• _EXERCISE REQUIREMENTS_:
For this exercise, set down all the records exactly as given.
********
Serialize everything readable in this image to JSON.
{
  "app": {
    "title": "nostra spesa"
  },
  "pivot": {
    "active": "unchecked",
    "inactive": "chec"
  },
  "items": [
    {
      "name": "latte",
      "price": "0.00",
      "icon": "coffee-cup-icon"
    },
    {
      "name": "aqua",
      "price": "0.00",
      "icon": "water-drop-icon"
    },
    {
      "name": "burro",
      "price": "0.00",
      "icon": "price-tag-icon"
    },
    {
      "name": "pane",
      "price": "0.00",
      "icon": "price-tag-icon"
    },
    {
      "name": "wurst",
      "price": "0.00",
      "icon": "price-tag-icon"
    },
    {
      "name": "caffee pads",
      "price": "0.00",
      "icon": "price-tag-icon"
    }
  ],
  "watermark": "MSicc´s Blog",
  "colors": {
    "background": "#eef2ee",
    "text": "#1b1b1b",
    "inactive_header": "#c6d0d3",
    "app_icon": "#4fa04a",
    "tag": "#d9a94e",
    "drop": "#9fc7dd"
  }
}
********
• _WRITTEN SOLUTION_:
Serialize everything readable in this image to JSON.
{
  "app": {
    "title": "nostra spesa"
  },
  "pivot": {
    "active": "unchecked",
    "inactive": "chec"
  },
  "items": [
    {
      "name": "latte",
      "price": "0.00",
      "icon": "coffee-cup-icon"
    },
    {
      "name": "aqua",
      "price": "0.00",
      "icon": "water-drop-icon"
    },
    {
      "name": "burro",
      "price": "0.00",
      "icon": "price-tag-icon"
    },
    {
      "name": "pane",
      "price": "0.00",
      "icon": "price-tag-icon"
    },
    {
      "name": "wurst",
      "price": "0.00",
      "icon": "price-tag-icon"
    },
    {
      "name": "caffee pads",
      "price": "0.00",
      "icon": "price-tag-icon"
    }
  ],
  "watermark": "MSicc´s Blog",
  "colors": {
    "background": "#eef2ee",
    "text": "#1b1b1b",
    "inactive_header": "#c6d0d3",
    "app_icon": "#4fa04a",
    "tag": "#d9a94e",
    "drop": "#9fc7dd"
  }
}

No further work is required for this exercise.